# TASK DESCRIPTION
In the entries below, filter for the word "JSON" and copy every matching line.

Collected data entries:
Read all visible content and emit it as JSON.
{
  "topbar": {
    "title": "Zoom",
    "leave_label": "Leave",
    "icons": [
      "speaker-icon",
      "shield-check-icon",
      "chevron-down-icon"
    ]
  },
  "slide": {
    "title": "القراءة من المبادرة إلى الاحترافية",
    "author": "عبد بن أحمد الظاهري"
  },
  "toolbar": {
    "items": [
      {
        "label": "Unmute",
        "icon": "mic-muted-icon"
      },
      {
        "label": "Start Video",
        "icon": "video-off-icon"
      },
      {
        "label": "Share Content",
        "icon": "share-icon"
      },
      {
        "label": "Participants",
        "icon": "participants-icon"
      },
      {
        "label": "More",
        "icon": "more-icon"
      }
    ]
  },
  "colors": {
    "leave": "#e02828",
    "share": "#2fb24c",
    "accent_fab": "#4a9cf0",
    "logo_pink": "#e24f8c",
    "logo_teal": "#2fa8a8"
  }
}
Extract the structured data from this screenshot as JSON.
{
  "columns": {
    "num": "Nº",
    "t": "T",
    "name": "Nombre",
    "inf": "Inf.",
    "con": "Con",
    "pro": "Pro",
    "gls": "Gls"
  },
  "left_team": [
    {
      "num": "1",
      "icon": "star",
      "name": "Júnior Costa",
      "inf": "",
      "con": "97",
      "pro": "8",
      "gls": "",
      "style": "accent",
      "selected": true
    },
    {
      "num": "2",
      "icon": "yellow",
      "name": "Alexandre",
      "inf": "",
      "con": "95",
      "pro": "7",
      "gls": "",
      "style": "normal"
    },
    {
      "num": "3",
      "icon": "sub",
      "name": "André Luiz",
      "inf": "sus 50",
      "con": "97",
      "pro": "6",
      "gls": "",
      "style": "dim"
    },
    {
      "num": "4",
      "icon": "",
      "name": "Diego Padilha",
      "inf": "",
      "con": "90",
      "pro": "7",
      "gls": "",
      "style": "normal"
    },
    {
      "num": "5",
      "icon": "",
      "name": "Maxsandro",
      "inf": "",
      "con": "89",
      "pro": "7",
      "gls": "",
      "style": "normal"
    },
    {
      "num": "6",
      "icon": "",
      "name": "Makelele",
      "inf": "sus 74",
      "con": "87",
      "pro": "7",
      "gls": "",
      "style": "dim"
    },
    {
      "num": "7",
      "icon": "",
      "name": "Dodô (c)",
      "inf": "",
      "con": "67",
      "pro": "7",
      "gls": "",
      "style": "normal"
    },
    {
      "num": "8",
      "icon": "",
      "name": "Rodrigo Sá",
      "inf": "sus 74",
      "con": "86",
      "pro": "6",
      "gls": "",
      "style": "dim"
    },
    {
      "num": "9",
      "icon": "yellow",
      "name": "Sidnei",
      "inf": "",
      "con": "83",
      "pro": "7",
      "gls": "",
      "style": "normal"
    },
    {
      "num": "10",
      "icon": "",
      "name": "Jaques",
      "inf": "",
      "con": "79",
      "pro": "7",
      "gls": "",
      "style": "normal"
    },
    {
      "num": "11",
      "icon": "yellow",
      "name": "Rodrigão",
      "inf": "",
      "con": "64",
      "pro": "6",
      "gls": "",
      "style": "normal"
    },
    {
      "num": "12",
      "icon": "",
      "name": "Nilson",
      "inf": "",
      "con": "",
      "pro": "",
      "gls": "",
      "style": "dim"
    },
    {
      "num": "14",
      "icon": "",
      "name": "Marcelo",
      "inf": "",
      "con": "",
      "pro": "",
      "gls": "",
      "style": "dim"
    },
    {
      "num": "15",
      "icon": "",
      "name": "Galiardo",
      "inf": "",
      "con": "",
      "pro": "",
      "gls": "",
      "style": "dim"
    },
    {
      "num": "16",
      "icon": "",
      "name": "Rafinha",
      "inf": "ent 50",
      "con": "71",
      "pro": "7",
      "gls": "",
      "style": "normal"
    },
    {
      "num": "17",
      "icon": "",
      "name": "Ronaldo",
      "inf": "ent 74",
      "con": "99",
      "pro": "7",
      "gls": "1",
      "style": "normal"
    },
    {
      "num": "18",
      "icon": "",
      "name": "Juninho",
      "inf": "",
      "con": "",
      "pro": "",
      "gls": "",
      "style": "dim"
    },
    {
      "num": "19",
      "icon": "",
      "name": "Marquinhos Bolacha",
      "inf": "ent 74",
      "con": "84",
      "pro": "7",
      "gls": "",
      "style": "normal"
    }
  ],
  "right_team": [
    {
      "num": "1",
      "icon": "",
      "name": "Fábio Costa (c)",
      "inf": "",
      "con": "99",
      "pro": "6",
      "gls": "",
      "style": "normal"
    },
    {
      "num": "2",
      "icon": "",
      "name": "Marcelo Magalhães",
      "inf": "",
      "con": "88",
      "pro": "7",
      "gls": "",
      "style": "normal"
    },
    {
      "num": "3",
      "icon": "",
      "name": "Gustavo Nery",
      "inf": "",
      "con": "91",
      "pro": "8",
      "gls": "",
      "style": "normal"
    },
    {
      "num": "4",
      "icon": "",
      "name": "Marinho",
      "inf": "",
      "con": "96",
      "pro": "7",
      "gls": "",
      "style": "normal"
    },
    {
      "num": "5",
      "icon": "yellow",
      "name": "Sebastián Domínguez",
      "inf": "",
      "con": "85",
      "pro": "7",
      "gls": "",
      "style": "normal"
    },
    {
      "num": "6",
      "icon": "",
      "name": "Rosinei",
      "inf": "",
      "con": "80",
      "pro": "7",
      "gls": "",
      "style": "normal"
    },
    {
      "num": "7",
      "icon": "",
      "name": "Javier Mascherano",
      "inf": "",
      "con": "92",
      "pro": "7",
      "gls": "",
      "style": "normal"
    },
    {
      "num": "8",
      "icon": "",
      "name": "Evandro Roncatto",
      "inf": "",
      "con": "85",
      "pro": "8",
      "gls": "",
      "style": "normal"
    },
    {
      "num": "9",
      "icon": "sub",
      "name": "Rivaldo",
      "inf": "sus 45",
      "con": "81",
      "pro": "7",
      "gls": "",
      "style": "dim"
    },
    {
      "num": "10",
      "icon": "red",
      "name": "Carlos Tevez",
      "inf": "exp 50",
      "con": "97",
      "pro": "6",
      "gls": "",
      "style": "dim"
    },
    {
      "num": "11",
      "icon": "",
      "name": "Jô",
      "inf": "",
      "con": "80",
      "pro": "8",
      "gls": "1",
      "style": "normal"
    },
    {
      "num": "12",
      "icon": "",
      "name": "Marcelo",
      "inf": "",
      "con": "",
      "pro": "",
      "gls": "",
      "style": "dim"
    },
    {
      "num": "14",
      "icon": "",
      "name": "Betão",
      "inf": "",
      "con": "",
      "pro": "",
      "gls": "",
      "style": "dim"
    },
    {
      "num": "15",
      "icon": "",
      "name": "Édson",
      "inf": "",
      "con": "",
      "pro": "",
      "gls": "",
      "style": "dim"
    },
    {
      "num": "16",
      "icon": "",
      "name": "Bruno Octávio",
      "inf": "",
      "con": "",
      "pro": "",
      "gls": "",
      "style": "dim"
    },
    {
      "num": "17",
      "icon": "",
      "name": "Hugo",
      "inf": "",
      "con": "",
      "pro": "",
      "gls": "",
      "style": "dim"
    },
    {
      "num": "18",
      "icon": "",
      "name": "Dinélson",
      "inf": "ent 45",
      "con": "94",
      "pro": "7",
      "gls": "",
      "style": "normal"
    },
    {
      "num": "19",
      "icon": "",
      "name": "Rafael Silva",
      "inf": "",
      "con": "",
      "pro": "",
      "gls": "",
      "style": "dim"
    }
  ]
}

# REPLY TO THE EXERCISE
Read all visible content and emit it as JSON.
Extract the structured data from this screenshot as JSON.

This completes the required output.